• [Given data]:

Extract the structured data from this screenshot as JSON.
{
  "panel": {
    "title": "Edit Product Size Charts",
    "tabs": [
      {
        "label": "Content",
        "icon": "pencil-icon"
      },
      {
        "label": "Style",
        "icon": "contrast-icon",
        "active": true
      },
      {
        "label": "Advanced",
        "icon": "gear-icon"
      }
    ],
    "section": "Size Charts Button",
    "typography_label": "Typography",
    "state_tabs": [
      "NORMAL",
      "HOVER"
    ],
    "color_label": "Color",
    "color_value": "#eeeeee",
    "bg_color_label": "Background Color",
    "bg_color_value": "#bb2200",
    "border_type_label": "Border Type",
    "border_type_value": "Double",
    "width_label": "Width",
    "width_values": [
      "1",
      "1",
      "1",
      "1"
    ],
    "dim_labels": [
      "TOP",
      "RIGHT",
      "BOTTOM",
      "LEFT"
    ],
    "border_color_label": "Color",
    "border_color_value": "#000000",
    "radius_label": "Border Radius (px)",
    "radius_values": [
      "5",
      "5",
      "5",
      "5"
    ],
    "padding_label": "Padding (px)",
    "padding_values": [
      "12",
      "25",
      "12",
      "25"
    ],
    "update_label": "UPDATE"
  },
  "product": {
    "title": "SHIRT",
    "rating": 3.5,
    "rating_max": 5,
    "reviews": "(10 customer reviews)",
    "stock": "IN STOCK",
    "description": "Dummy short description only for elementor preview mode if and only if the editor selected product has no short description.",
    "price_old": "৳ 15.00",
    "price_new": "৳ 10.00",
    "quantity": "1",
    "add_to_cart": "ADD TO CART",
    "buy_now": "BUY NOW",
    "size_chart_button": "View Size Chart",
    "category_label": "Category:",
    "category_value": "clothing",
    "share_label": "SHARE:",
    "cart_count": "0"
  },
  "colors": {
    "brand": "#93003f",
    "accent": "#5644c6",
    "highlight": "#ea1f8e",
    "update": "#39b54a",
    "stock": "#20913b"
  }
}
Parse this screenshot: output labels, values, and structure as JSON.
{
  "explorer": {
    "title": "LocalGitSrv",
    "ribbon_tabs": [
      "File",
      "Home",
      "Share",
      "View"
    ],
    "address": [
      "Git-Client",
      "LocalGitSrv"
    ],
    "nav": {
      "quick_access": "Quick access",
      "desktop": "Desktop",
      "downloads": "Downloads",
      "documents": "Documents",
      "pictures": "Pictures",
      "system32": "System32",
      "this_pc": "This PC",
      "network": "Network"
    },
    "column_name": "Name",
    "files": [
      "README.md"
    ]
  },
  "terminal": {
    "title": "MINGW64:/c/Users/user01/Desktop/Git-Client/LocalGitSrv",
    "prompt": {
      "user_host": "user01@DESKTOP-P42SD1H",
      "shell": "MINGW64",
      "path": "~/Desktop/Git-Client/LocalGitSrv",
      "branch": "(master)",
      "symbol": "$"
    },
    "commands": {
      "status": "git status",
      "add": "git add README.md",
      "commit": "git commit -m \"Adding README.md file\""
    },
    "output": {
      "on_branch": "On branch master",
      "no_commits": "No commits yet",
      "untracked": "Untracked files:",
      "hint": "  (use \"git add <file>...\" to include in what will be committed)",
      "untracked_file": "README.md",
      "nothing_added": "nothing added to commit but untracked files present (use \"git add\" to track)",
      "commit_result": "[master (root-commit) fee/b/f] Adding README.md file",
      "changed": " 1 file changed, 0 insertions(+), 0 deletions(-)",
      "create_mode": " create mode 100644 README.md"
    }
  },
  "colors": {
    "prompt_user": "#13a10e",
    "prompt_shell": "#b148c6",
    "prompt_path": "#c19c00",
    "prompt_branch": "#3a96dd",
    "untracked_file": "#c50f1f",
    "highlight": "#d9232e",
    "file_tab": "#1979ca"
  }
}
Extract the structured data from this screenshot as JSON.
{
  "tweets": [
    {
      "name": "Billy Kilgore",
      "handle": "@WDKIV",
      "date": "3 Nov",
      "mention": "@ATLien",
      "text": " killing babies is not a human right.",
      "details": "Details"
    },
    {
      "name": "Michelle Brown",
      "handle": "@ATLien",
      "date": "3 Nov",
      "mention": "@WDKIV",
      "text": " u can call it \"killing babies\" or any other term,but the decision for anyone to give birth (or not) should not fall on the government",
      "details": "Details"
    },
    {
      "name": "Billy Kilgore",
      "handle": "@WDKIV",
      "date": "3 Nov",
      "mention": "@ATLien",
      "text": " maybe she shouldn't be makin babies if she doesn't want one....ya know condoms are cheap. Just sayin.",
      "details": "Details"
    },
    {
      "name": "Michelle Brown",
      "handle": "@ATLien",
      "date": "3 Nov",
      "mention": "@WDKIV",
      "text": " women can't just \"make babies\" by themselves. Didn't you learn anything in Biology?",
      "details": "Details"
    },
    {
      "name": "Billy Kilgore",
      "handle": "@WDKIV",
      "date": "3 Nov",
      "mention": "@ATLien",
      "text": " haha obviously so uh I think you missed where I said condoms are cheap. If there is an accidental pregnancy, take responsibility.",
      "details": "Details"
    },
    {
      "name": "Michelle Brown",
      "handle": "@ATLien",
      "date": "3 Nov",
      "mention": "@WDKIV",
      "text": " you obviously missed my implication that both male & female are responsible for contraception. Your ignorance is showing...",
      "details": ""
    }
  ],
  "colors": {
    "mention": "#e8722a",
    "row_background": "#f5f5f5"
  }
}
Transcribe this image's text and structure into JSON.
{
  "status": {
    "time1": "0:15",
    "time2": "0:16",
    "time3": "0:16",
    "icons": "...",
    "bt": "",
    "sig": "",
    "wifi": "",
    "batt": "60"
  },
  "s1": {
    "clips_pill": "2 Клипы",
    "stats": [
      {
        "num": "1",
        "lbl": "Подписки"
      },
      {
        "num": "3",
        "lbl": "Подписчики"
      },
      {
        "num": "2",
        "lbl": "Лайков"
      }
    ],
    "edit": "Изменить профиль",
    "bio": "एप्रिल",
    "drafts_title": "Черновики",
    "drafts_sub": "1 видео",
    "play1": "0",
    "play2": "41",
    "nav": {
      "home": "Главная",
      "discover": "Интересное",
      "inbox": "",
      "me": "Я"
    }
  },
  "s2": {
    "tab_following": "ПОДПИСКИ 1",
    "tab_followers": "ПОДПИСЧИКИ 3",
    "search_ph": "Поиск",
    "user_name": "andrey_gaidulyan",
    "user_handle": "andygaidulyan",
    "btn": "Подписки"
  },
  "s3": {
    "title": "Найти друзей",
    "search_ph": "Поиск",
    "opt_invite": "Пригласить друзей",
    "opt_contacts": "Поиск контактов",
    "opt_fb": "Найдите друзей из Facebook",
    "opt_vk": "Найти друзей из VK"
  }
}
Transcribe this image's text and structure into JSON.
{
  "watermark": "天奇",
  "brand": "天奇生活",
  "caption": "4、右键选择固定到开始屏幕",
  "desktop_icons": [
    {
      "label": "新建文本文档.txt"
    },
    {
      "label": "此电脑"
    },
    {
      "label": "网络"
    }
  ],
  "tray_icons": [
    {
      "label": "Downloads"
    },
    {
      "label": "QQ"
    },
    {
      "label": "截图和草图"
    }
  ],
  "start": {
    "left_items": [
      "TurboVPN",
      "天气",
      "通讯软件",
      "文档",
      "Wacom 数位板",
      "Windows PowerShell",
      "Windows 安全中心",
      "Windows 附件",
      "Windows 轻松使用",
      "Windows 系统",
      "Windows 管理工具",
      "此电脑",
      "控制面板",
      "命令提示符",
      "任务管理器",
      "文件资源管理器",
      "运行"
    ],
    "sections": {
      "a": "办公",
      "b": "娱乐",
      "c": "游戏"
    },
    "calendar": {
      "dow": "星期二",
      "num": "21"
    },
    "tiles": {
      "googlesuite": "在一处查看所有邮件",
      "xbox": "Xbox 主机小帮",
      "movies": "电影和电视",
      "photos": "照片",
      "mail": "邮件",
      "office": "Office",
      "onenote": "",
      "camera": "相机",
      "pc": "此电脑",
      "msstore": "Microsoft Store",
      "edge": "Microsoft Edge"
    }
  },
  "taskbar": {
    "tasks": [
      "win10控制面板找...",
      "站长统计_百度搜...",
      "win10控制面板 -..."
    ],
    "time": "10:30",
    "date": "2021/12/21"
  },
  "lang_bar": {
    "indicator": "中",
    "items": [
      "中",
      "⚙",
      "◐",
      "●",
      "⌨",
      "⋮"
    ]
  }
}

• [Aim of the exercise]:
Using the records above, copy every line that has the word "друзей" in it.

• [Task output]:
    "title": "Найти друзей",
    "opt_invite": "Пригласить друзей",
    "opt_fb": "Найдите друзей из Facebook",
    "opt_vk": "Найти друзей из VK"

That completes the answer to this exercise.